(Records excerpted from a collection)
*** Begin section ***

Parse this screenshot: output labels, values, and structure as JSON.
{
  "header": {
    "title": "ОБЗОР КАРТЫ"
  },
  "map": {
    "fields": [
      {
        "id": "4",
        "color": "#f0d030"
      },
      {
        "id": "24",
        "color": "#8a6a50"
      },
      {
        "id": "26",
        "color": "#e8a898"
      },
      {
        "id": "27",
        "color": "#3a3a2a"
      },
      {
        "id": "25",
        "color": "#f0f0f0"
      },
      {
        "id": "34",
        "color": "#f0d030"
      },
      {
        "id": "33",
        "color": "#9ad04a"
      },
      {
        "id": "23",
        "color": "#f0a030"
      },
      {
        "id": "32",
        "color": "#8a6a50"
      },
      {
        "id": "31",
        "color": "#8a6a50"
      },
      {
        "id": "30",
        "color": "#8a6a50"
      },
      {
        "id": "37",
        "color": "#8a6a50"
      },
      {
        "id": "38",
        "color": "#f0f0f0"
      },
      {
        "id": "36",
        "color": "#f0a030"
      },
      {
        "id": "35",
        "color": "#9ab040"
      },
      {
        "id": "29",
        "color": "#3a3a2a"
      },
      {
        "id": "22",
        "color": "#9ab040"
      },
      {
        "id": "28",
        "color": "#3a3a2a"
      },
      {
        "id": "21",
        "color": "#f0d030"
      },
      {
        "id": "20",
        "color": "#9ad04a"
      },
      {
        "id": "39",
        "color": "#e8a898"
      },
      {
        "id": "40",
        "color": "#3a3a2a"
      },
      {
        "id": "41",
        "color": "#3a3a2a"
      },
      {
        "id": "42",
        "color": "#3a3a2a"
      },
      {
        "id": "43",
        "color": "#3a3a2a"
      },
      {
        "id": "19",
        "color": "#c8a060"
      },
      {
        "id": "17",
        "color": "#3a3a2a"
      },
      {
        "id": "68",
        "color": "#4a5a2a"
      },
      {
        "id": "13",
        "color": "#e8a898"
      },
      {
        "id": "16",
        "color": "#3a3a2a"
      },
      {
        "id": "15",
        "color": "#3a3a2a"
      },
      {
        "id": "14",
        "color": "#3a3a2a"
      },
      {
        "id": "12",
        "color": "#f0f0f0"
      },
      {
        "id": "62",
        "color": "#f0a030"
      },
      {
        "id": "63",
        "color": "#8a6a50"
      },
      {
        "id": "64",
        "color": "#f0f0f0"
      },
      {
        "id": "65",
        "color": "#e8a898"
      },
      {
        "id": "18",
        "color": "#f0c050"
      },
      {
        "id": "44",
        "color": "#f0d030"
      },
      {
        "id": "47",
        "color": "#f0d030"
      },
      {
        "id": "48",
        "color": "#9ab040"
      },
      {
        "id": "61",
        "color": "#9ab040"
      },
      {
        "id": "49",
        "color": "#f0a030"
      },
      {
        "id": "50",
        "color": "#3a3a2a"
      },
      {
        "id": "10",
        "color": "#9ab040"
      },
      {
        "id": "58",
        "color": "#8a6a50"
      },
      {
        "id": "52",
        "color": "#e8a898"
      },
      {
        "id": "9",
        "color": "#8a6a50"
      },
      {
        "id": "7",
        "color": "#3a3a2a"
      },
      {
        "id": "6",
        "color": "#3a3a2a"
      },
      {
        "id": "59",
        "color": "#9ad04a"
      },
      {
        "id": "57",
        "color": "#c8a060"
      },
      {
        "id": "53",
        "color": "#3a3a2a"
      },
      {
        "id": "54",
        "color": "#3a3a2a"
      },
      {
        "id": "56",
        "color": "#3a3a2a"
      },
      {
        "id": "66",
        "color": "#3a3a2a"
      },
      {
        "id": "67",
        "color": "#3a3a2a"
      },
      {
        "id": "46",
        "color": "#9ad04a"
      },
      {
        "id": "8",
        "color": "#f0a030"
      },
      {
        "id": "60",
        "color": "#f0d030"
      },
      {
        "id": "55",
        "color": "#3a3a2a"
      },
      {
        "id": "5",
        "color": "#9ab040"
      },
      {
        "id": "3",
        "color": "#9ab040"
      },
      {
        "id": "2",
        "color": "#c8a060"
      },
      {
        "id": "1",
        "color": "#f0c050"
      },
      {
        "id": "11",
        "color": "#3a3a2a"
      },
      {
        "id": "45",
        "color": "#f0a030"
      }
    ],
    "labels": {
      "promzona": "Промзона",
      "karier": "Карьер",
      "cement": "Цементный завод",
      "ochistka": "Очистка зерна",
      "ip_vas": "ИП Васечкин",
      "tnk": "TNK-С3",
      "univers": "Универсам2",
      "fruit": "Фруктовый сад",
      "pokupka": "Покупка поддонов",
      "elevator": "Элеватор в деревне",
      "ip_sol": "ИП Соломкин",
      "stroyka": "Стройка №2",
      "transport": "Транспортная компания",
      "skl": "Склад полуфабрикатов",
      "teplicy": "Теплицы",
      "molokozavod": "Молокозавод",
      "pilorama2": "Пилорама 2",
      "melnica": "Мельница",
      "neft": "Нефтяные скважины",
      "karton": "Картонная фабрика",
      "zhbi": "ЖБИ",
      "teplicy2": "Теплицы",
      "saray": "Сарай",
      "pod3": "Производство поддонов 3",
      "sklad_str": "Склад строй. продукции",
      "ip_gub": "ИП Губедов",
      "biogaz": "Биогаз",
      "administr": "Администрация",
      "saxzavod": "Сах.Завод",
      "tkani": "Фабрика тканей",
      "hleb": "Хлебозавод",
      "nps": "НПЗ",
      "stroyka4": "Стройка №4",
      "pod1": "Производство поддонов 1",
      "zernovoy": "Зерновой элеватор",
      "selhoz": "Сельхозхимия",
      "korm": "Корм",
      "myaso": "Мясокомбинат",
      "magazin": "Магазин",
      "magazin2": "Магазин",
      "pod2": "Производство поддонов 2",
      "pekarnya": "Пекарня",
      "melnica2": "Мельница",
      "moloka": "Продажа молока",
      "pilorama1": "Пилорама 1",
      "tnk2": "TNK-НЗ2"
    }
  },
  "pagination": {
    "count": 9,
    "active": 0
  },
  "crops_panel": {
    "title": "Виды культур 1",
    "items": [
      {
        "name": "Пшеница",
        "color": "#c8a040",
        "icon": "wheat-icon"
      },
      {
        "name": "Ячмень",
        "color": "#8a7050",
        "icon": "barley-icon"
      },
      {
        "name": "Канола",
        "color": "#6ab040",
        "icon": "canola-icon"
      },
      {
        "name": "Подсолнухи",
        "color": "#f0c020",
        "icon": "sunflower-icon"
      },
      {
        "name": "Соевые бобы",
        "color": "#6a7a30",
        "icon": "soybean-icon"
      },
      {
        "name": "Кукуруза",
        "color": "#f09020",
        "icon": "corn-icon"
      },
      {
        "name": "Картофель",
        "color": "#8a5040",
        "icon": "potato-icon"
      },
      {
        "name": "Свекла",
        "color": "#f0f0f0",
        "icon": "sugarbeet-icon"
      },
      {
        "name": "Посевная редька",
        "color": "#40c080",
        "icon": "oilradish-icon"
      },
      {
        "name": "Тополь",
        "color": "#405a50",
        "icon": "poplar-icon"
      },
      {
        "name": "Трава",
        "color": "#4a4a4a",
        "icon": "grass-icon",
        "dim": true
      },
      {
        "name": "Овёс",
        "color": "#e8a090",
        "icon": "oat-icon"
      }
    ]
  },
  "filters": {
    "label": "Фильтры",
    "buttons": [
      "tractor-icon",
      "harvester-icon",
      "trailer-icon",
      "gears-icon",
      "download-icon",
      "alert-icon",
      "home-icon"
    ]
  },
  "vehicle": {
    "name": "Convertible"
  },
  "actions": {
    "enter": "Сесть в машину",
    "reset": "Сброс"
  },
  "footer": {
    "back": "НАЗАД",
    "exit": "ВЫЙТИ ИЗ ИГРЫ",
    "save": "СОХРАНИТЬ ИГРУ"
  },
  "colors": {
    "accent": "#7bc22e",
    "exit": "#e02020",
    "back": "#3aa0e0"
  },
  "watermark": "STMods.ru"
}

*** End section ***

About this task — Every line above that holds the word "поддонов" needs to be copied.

Finished exercise —
      "pokupka": "Покупка поддонов",
      "pod3": "Производство поддонов 3",
      "pod1": "Производство поддонов 1",
      "pod2": "Производство поддонов 2",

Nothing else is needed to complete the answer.